The U.S. Postal Service, hemorrhaging red ink all over the place, has finally decided to jettison Saturday mail delivery.
This decision was taken after years of (very public) hand-wringing and amidst dire predictions of public outrage if the trigger was actually pulled on eliminating Saturday delivery.
Yet, once the decision was finally announced, public response was … near silence. It was a total shrug.
[Politicians, take note: This may also turn out to be the public’s reaction to the sequester cuts kicking in — breathless predictions to the contrary aside.]
Of course, we all know the USPS hasn’t been able to catch a break in recent times. As mail volumes continue to slump, the postal service finds itself attempting to spread its fixed and operating costs over a steadily smaller share of mail volume.

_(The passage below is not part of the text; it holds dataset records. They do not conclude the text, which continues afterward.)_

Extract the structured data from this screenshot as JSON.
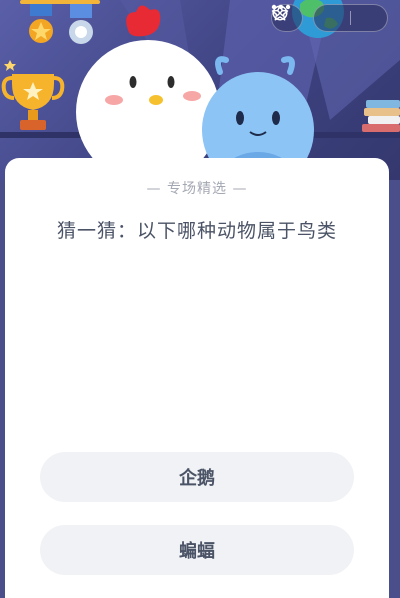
{
  "header": {
    "icons": [
      "medal-icon",
      "gear-medal-icon",
      "trophy-icon",
      "star-icon",
      "more-icon",
      "close-icon"
    ]
  },
  "quiz": {
    "section_label": "— 专场精选 —",
    "question": "猜一猜：以下哪种动物属于鸟类",
    "options": [
      {
        "label": "企鹅"
      },
      {
        "label": "蝙蝠"
      }
    ]
  },
  "colors": {
    "hero_bg": "#4a4f8c",
    "card_bg": "#ffffff",
    "option_bg": "#f1f2f5",
    "text": "#4b5366",
    "muted": "#a4a8b3"
  }
}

According to the USPS’s own figures, there’s been a ~33% decline in catalogs mailed in just the past four years. First class mailed hasn’t fared much better, decreasing by one-fourth over the past decade.
At worst, the situation is a recipe for complete failure … at best, the USPS will just continue to lurch from one mini-crisis to another.
So what to do with such dire prospects staring you in the face?
Why not start a clothing line!
That is correct: The USPS has announced plans to launch a new line of apparel and accessory items. It is partnering with Cleveland-based apparel company Wahconah Group to launch the product line, which will be sold under the brand moniker Rain Heat & Snow.
Forget trying to figure out mail delivery practices that will work in the 21st Century. According to the USPS’s corporate licensing manager, Steven Mills, “This agreement will put the Postal Service on the cutting edge of functional fashion!”
By “cutting edge,” Mills is apparently referring to the fact that the new clothing line will incorporate wearable electronics technology to make the items “smart.”
Isaac Crawford, CEO of Wahconah, reports that “the products will build on the rich American history of this iconic brand, creating specialized apparel for consumers, at affordable prices, delivering something new and exciting that retailers can offer their customers.”
Is anyone jumping up and down with excitement yet?
Tellingly, none of the Rain Heat & Snow apparel will be available at post office locations — only at department stores and apparel shops.
I guess it would be rather strange to encounter mannequins and display racks amongst the shipping containers, change-of-address forms and passport applications at your local post office branch.
As much as many people would like this new venture to be a success, I can’t visualize this endeavor causing anything more than a minor blip on an otherwise steady downward trajectory for the postal service.
So, is it back to the drawing board?
One thought on “Titanic deck chairs – USPS edition: The Postal Service is getting into the clothing business.”
Can’t figure this one out; why not call the clothing line “dismal weather, frezing or sweltering hardship on the job.”
What an irresistible lifestyle branding!
Or maybe I can figure it out after all: I think someone clever got himself another little slice of the shrinking semi-public USPS pie.
Here’s the recipe: Make a deal with a government-supported agency or entity and set the conditions so that all the risk goes there. Get paid in advance and let ’em eat cake — or rubber boots as the case may be (a trainload full of ‘discounted unsold fashion’).
Wouldn’t it be interesting to find out if Wahconah has contributed to someone’s election or re-election recently?